Social safety nets expand in developing countries, but poorest still lack coverage
Only one-third of the poor are covered by any type of social safety net globally.
- Social safety net programs include cash and in-kind transfers targeted to poor and vulnerable households, with the goal of protecting families from the impact of economic shocks, natural disasters, and other crises; ensuring that children grow up healthy, well-fed, and can stay in school and learn; empowering women and girls; and creating jobs.
- More than 1.9 billion people in 136 low- and middle-income countries benefit from social safety net programs.
- The combined spending on social safety nets amounted to about US$329 billion between 2010 and 2014
- Some 718 million people are enrolled in cash transfer programs, including public works, and constitute 36 percent of social safety net globally. Cash transfers constitute the highest share of spending in all regions except in Sub-Saharan Africa, where food and other in-kind transfers dominate.
Low-income countries still face the greatest gaps in reaching the poorest people.
- On average, developing countries spend 1.6 percent of their GDP on social safety nets. This is low compared to other public policy measures such as fuel subsidies.
- The world’s five largest social safety net programs are all in middle-income countries and reach over 526 million.
- In low-income and lower-middle-income countries, social safety nets cover only 25 percent of the poor, compared to 64 percent in upper-middle-income countries.
- In Sub-Saharan Africa and South Asia, where most of the global poor live, social safety nets cover one-tenth and one-fifth of the poorest 20 percent, respectively.
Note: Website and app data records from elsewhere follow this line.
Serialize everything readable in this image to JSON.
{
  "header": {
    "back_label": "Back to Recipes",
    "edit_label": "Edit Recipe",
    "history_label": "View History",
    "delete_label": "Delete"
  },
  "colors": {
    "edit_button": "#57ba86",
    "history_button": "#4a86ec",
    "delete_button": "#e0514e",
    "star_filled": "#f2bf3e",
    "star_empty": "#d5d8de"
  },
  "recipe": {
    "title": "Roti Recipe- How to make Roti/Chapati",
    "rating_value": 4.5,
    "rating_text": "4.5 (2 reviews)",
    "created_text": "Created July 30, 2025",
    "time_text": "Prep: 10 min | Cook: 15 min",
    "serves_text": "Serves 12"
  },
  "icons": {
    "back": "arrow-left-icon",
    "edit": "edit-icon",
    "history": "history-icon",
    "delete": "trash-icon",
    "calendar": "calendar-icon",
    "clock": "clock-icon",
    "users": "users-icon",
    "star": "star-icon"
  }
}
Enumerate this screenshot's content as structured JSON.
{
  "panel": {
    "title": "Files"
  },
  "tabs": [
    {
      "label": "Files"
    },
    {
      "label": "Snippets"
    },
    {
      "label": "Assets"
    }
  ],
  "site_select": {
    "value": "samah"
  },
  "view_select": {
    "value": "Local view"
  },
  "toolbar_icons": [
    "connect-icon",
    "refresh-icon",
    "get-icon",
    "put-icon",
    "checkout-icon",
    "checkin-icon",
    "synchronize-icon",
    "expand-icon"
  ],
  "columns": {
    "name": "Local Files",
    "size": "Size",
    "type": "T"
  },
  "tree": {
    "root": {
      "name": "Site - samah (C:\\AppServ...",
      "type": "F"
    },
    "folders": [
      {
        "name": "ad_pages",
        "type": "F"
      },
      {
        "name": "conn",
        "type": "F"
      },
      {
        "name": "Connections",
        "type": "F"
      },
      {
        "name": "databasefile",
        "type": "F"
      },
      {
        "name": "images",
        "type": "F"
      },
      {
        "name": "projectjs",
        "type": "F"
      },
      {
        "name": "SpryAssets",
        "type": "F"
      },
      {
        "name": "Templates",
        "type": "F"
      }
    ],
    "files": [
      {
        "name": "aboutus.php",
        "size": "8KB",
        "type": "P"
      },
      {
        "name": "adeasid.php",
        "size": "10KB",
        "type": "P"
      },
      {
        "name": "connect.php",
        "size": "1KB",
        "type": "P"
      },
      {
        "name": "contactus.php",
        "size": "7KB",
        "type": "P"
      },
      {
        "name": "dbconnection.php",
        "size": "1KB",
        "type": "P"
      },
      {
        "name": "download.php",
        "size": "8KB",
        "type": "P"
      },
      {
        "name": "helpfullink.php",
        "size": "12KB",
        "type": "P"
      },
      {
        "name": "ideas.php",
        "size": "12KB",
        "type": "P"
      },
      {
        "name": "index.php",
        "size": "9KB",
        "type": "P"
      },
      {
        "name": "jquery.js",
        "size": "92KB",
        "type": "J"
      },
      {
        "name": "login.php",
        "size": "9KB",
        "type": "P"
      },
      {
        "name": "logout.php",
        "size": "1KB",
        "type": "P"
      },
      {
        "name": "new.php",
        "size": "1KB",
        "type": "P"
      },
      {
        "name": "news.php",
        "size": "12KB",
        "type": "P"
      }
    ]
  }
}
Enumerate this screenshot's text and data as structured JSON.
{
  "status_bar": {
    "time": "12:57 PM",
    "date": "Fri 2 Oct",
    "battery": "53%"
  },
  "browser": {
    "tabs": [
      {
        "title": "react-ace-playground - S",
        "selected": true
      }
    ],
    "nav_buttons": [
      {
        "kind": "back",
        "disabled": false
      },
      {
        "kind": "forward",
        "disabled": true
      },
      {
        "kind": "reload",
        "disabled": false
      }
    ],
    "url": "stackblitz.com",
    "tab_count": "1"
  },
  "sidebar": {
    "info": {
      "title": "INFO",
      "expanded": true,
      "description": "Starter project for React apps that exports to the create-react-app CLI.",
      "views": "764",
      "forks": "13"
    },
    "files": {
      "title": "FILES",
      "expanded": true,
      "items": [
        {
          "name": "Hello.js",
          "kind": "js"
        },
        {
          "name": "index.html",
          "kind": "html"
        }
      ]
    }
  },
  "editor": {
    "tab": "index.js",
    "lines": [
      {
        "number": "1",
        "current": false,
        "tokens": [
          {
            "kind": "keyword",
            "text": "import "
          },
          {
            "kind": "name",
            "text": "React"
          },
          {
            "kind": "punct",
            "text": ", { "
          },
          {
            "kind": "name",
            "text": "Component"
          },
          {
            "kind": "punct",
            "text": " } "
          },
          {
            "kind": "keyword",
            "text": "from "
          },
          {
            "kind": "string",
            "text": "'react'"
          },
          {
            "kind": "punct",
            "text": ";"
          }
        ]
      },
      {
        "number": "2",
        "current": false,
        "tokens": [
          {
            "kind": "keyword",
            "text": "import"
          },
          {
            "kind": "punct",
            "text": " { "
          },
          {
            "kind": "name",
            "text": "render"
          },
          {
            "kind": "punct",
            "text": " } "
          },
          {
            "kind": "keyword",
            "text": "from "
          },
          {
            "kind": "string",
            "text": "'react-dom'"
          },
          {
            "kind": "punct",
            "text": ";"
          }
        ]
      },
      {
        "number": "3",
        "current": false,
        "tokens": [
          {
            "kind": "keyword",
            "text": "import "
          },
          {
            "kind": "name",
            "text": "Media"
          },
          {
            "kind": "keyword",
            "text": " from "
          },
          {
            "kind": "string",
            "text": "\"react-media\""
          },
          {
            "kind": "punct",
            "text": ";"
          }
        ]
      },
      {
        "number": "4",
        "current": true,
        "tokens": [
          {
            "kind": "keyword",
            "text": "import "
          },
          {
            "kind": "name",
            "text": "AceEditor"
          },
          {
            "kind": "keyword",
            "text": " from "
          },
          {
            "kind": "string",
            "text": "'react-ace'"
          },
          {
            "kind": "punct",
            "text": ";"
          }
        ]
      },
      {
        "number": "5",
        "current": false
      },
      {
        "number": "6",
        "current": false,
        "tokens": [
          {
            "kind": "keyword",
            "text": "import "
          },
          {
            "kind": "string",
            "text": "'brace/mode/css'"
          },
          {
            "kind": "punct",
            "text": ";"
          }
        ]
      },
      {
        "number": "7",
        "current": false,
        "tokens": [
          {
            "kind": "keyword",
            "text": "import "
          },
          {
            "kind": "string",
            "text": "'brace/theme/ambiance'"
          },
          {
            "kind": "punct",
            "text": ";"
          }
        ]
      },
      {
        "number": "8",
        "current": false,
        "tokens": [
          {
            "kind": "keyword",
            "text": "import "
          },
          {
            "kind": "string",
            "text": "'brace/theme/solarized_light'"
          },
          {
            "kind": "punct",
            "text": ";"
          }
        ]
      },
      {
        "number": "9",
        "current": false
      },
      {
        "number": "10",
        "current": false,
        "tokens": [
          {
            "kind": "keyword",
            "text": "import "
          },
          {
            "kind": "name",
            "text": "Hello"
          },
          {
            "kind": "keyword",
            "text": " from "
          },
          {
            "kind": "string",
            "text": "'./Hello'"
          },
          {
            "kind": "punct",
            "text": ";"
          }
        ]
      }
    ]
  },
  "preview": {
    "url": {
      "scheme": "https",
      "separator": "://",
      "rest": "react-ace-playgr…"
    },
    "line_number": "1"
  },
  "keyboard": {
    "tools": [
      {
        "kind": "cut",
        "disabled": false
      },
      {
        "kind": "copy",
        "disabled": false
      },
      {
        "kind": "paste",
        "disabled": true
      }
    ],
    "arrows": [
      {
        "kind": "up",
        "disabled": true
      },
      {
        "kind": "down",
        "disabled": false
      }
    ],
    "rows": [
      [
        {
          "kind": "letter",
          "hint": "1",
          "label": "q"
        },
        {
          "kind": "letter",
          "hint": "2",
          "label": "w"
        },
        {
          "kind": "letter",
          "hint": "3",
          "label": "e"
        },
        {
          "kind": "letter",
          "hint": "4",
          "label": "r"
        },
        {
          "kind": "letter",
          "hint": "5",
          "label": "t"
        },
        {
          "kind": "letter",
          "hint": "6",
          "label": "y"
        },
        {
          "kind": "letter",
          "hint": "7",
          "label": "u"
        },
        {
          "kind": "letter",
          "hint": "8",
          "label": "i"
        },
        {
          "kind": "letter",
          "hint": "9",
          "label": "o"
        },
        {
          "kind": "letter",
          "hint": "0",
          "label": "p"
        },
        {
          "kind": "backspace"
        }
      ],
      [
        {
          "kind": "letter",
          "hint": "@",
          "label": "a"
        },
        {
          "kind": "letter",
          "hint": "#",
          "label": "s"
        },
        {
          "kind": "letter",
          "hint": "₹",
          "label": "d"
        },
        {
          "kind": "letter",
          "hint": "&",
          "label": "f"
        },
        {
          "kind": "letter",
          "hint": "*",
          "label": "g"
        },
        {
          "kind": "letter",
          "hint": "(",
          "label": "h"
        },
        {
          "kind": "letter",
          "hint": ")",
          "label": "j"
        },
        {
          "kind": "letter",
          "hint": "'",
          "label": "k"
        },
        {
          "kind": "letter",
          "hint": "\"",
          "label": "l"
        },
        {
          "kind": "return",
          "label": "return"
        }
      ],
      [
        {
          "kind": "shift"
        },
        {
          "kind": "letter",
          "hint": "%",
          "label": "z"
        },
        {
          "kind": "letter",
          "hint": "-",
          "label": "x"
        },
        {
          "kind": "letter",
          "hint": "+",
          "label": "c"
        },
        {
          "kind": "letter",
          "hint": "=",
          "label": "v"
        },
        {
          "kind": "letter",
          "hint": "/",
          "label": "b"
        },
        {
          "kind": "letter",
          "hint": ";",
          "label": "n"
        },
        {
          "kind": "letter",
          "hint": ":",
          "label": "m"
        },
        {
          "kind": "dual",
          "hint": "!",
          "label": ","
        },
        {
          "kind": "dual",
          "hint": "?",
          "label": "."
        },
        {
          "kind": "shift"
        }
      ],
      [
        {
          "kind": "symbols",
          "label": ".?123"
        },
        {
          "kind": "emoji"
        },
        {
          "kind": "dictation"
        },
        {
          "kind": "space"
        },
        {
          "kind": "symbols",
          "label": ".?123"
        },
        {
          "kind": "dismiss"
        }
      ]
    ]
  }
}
- The coverage of the poor living in urban areas is lower than in rural settings. The difference amounts to about 8.5 percentage points in low-income countries.
Social safety nets help achieve visible impacts in reducing poverty.
- Safety net programs on average help reduce the poverty headcount rate by 8 percent.
- Safety nets also reduce the poverty gap (how far the poor are from the poverty line) by 15 percent on average of the poverty gap without safety nets.
Social safety nets have positive and significant impacts on education, health, and food security, but also promote households’ ability to generate income that can lead to positive effects in local economies.
- Cash transfers helped increase enrollment rates of primary and secondary children by 18 percentage points in Burkina Faso.
- In Peru, women of child-bearing age enrolled in the cash transfer program were 91 percentage points more likely to have a doctor-assisted delivery.
- Cash transfer programs have positive spillover effects on the local economy, with total income multiplier ranging from $1.08 to $2.52 for each dollar transferred.
- In Nicaragua, Mexico, and Zambia, social safety nets beneficiaries are more likely to start up microenterprises by 3, 4, and 17 percentage points, respectively with respect to non-beneficiaries.
Last Updated: Jul 07, 2015